The next five hours flew by-I had a blast talking to each customer that wandered into my booth. I challenged them to name a price they were comfortable with for any item they wanted, and most gave me exact change after we agreed on the price,  and wrote checks, or used the credit card square! Whew. No worries after all. I made $593 in sales.  Total profit-$378 plus less items in the house. More Joy!

Sharon informed me later that some dealers had no sales and some cleared $250. She said I was the talk of the show among the vendors because my booth was busy.  It wasn't really fair, though, as I was selling most items well below fair market value, and taking huge losses on my inventory. For instance, I had purchased the wicker chaise lounge for $250 a few years ago at an antique show and sold it for $150 to a sweet 97 year old lady that bought it as a gift for a friend with a great porch in Chagrin Falls.  I'm not making my living from buying and then selling valuable antiques as the rest of the dealers were doing-many with shops and/or spaces within antique malls. Most customers inquired where my shop was located and I explained this was my first actual physical sales place but that I did have a small showcase within the Medina Antique Mall. I told them that for more than 30 plus years I had been  a public library director, not as an antique dealer. 

There was one vintage item that I didn't sell and I was pretty happy to bring it home with me-in fact, it really is a priceless piece. It brings me Joy as I reflect on memories from my first days as an intern in grad school, and my first year working at Sandusky Library.

Card catalog-Rods missing.

Yep, it is a card catalog. I spent hours typing cards, with regulation spacing, complete with See Also cards, Subject Cards, Title cards, and Author cards for each book purchased. That makes me an antique, too,  as  I'll be 62 in a few days.

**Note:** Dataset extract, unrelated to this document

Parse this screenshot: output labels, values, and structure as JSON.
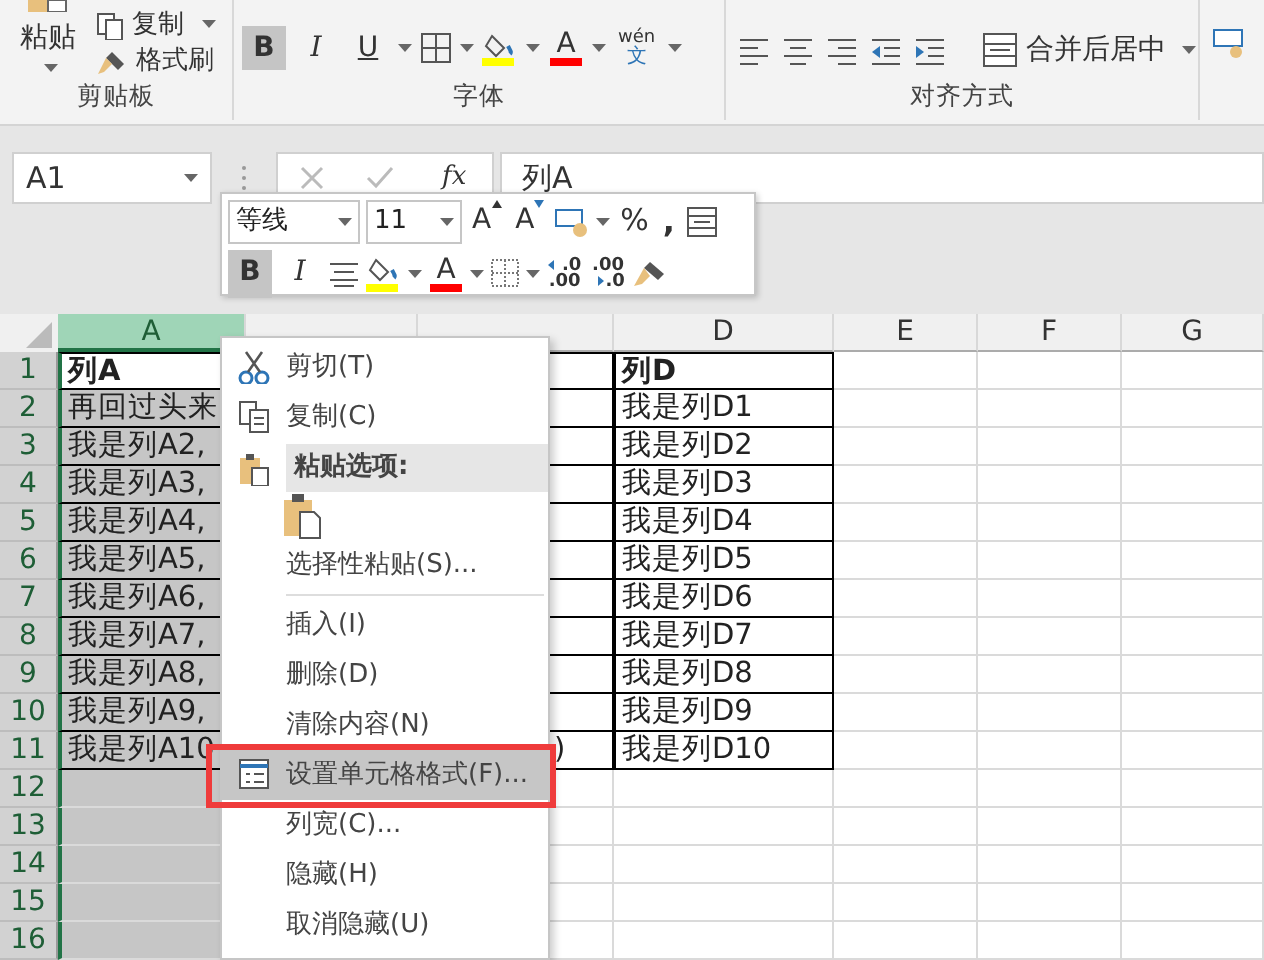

I need to take a break from this unnatural downsizing task and plan to spend the summer relaxing on our front and back porches, on Paulie's front porch, and under our awnings at the campsite in Bellevue. It is best to pace oneself, don't you think?